*Supplied material*:
== Segment start ==
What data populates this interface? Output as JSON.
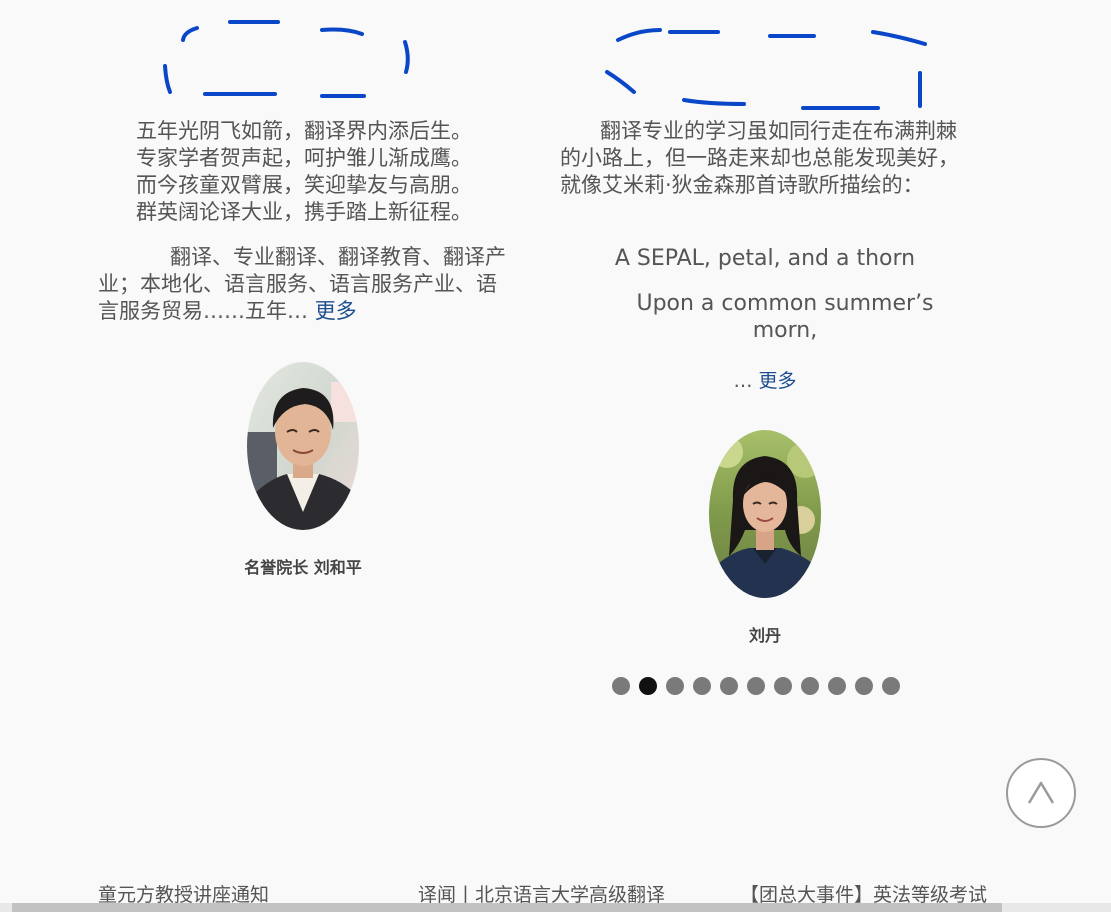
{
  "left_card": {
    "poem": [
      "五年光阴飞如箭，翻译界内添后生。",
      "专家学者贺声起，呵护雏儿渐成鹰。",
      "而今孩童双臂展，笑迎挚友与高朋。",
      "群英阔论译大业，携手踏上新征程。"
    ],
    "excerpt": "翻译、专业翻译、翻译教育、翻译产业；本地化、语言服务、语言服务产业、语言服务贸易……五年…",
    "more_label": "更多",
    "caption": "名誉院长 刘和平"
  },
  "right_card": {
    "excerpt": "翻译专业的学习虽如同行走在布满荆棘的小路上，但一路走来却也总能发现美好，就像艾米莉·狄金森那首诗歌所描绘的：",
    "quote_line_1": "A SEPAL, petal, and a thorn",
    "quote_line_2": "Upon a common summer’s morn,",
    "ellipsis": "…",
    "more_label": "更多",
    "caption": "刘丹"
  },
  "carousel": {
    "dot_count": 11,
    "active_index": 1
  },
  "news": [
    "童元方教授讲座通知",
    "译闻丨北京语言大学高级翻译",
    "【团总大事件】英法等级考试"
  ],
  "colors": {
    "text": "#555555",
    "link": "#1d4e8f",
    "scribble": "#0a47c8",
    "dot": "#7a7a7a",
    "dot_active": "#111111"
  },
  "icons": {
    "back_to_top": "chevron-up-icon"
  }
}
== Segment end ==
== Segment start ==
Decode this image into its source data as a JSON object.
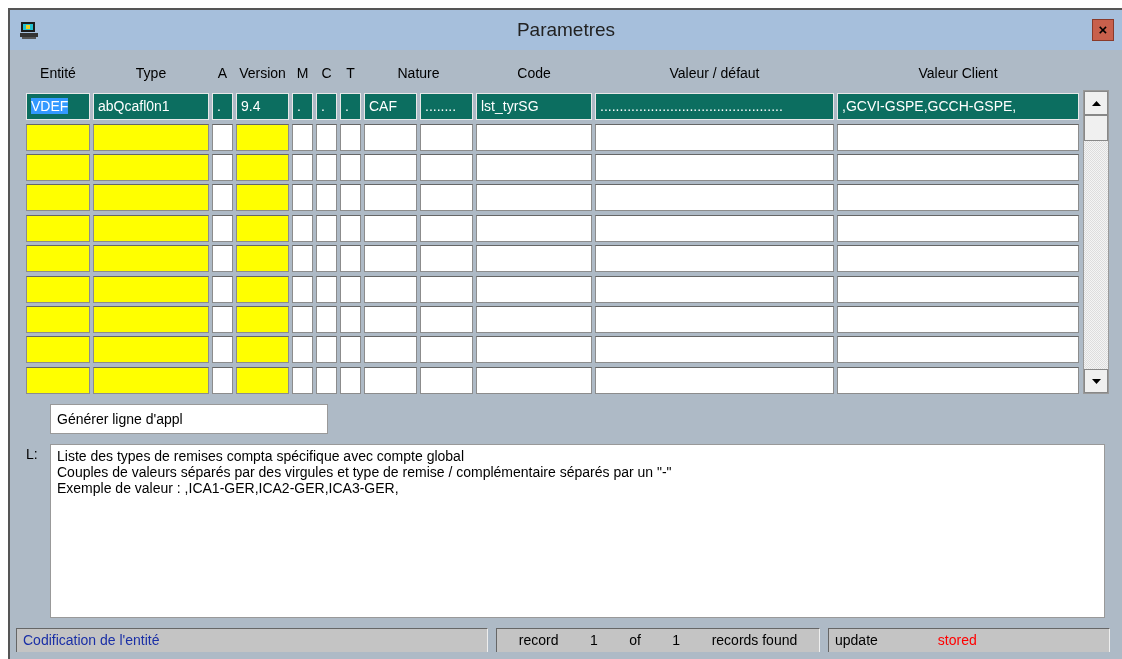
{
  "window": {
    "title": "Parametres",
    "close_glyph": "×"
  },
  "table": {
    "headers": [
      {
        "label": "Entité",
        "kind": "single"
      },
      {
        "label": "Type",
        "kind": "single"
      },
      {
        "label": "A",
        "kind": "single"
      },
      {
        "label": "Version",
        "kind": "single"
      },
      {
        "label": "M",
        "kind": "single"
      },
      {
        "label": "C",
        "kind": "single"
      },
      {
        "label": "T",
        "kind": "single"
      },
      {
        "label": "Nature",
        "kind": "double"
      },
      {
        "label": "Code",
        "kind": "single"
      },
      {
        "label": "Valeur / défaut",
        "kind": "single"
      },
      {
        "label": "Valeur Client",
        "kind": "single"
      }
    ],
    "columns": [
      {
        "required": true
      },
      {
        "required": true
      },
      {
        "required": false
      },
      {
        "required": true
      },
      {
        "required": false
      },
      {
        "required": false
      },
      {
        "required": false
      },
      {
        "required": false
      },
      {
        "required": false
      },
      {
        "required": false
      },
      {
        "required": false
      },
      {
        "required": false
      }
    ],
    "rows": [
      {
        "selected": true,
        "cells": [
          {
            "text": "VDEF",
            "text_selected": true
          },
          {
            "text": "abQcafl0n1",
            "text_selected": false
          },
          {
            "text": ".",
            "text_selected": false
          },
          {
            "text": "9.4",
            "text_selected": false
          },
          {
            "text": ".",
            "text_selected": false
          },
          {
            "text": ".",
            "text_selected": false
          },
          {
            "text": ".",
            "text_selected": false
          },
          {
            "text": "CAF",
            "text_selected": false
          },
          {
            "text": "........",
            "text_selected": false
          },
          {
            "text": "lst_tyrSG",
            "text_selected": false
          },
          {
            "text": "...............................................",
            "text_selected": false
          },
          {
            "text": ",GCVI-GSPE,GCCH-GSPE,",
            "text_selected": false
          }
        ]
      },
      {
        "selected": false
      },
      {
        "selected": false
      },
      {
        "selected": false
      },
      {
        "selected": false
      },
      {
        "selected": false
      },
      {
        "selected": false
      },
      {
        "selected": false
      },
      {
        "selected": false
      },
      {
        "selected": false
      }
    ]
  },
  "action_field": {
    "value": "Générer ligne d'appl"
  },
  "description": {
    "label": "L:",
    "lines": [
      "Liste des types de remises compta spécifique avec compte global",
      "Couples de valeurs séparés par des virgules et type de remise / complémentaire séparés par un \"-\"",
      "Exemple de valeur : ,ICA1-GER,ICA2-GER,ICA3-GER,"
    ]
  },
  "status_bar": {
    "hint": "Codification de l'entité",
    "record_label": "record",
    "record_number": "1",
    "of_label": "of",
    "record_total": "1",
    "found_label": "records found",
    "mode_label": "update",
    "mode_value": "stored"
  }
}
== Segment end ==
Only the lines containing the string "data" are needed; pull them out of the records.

What data populates this interface? Output as JSON.
Decode this image into its source data as a JSON object.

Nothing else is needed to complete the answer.